ACTION ITEM
Lines below that hold the word "Scanner" must be copied in full.

##### DATA FOR REVIEW #####

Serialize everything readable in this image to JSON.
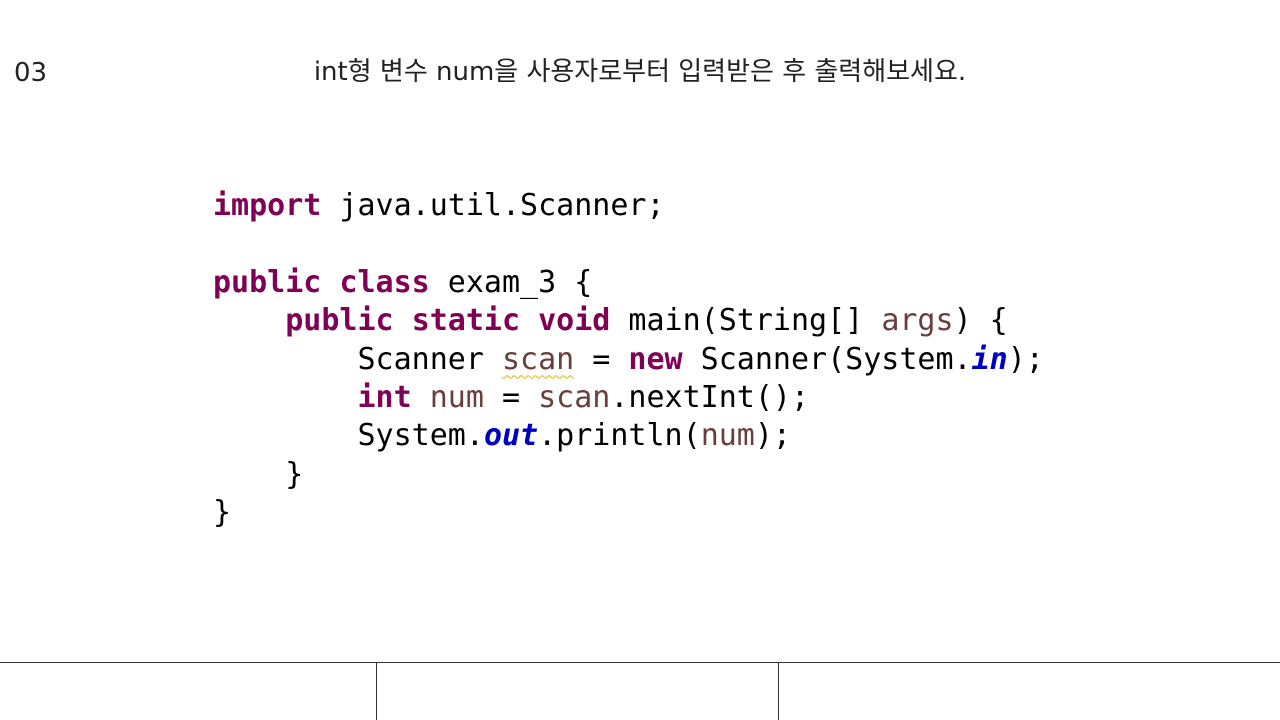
{
  "slide": {
    "number": "03",
    "title": "int형 변수 num을 사용자로부터 입력받은 후 출력해보세요."
  },
  "code": {
    "language": "java",
    "lines": [
      [
        {
          "t": "import",
          "k": "kw"
        },
        {
          "t": " java.util.Scanner;",
          "k": "plain"
        }
      ],
      [],
      [
        {
          "t": "public",
          "k": "kw"
        },
        {
          "t": " ",
          "k": "plain"
        },
        {
          "t": "class",
          "k": "kw"
        },
        {
          "t": " exam_3 {",
          "k": "plain"
        }
      ],
      [
        {
          "t": "    ",
          "k": "plain"
        },
        {
          "t": "public",
          "k": "kw"
        },
        {
          "t": " ",
          "k": "plain"
        },
        {
          "t": "static",
          "k": "kw"
        },
        {
          "t": " ",
          "k": "plain"
        },
        {
          "t": "void",
          "k": "kw"
        },
        {
          "t": " main(String[] ",
          "k": "plain"
        },
        {
          "t": "args",
          "k": "var"
        },
        {
          "t": ") {",
          "k": "plain"
        }
      ],
      [
        {
          "t": "        Scanner ",
          "k": "plain"
        },
        {
          "t": "scan",
          "k": "var",
          "warn": true
        },
        {
          "t": " = ",
          "k": "plain"
        },
        {
          "t": "new",
          "k": "kw"
        },
        {
          "t": " Scanner(System.",
          "k": "plain"
        },
        {
          "t": "in",
          "k": "field"
        },
        {
          "t": ");",
          "k": "plain"
        }
      ],
      [
        {
          "t": "        ",
          "k": "plain"
        },
        {
          "t": "int",
          "k": "kw"
        },
        {
          "t": " ",
          "k": "plain"
        },
        {
          "t": "num",
          "k": "var"
        },
        {
          "t": " = ",
          "k": "plain"
        },
        {
          "t": "scan",
          "k": "var"
        },
        {
          "t": ".nextInt();",
          "k": "plain"
        }
      ],
      [
        {
          "t": "        System.",
          "k": "plain"
        },
        {
          "t": "out",
          "k": "field"
        },
        {
          "t": ".println(",
          "k": "plain"
        },
        {
          "t": "num",
          "k": "var"
        },
        {
          "t": ");",
          "k": "plain"
        }
      ],
      [
        {
          "t": "    }",
          "k": "plain"
        }
      ],
      [
        {
          "t": "}",
          "k": "plain"
        }
      ]
    ]
  },
  "colors": {
    "keyword": "#7f0055",
    "variable": "#6a3e3e",
    "static_field": "#0000c0",
    "plain": "#000000",
    "warning_underline": "#e0b400"
  }
}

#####

EXERCISE RESULT
          "t": " java.util.Scanner;",
          "t": "        Scanner ",
          "t": " Scanner(System.",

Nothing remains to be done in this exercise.